Thai women are at high risk of breast cancer, the NCI warns
THAILAND’S National Cancer Institute (NCI) recently warned Thai women that they are at high risk of breast cancer due to genetic factors, diabetes and lack of exercise, and encouraged them to pay more attention to their health and adjust their behaviour to reduce cancer risks.
Dr Weerawut Imsamran, NCI Director, says the cancer situation in Thailand is very worrying, with the number of patients increasingly regularly over the past 20 years. Cancer remains the leading cause of death among Thais, with more than 120,000 new cases diagnosed every year and a high mortality rate of about 60,000.
The five most common cancers in Thai women, the Institute reports, are breast cancer, liver cancer, cervical cancer, lung cancer and colon cancer. The top five common cancers among Thai men, meanwhile, are liver cancer, lung cancer, colon cancer, prostate cancer and leukaemia. The number of cancer patients is expected to grow by 3.5 per cent per year.
Progress in medical science means that some types of cancer can now be prevented through regular screening. Among these are cervical cancer, which can be detected through the Pap smear, and liver cancer caused by the hepatitis B virus, now preventable with vaccination, and both have shown a reduction in incidence. However, other cancers such as breast cancer and colon cancer are on the rise.
Breast cancer has now surpassed cervical cancer to become the most common cancer in Thai women. The NCI statistics in 2011 showed that 12,613 Thai women, or 34.5 persons a day on average, were diagnosed with breast cancer. This represented a morbidity rate of 28.5 persons in a population of 100,000. In 2013, breast cancer killed 3,455 people or 10.5 persons a day. Normally, every woman who reaches puberty has a risk of breast cancer but those over 40 years old are clearly more at risk. Morbidity rate is the highest between the age of 50-55 years, at 95 persons in a population of 100,000. Risk factors include ageing, high-fat diet, obesity, alcohol, lack of exercise and genetics.

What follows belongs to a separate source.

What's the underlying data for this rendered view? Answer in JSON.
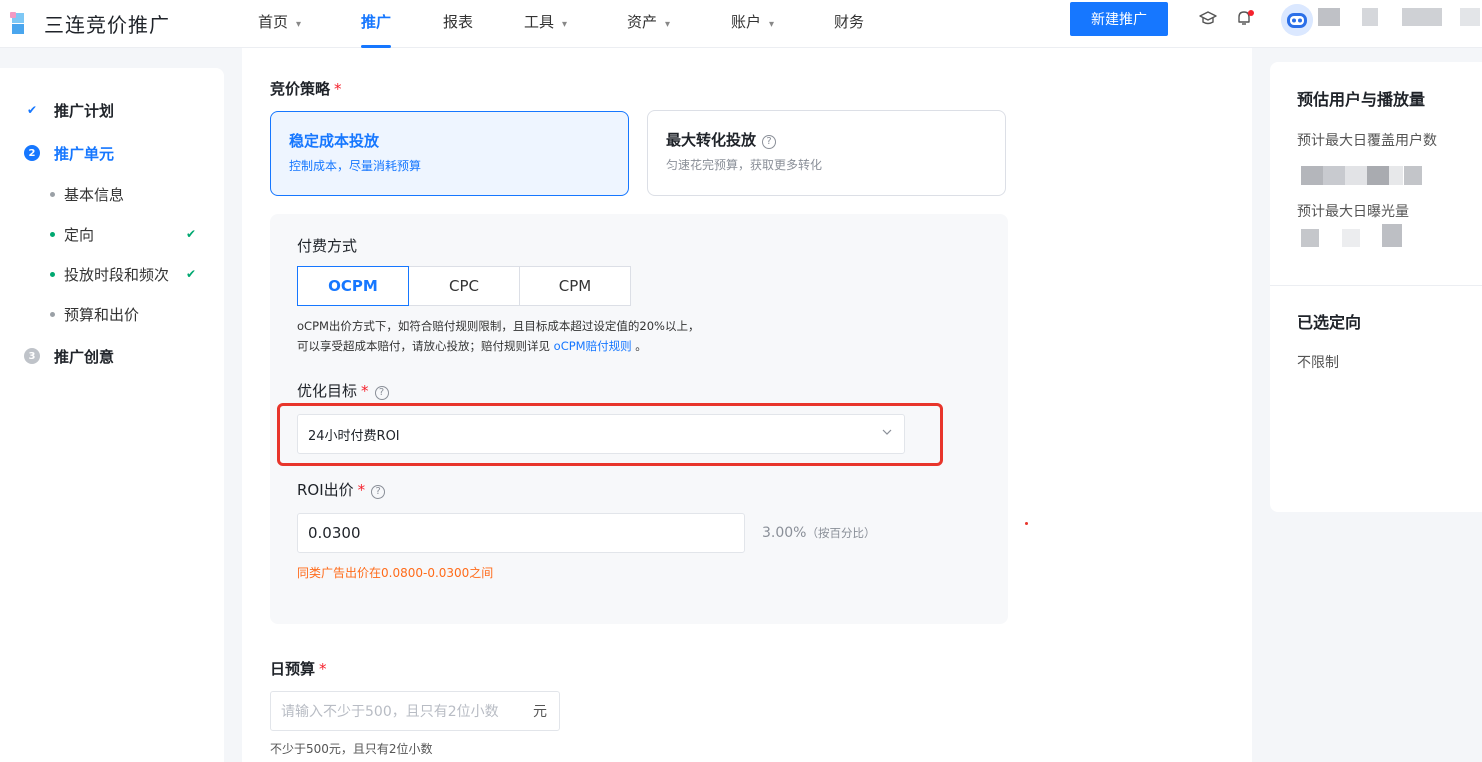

Most of the people who died of breast cancer came to the doctor when the cancer had spread, with big cancerous lumps or wounds on the breast or having blood or fluid discharge from the nipple. If diagnosed early, breast cancer can be cured.
To maximise treatment success, women aged 20 and older should regularly look for abnormal conditions and conduct breast self-exam every month, in addition to maintaining a healthy lifestyle and avoiding risks factors. Women aged 30 and older should conduct regular breast self-exam plus a breast check with medical professionals every three years, and every year together with a mammogram examination once they turn 40.
Technology is playing an ever more important part in driving innovation and development in the era of Thailand 4.0 and the NCI has continued to emphasise research on the disease, both in terms of related public policies and innovative treatments to effectively raise the quality of life of the patients and the general public.
Currently, one of the feasible research projects is looking at possible approaches to breast cancer screening through blood exam. Such projects require considerable financial support, so the NCI has also been accepting funds from the private sector.
Among its supporters are ICC International and Thai Wacoal, which have jointly donated about Bt1 million annually for eight consecutive years through their Wacoal Pink Ribbon breast-cancer awareness campaign with the objective of keeping Thai women safe from breast cancer.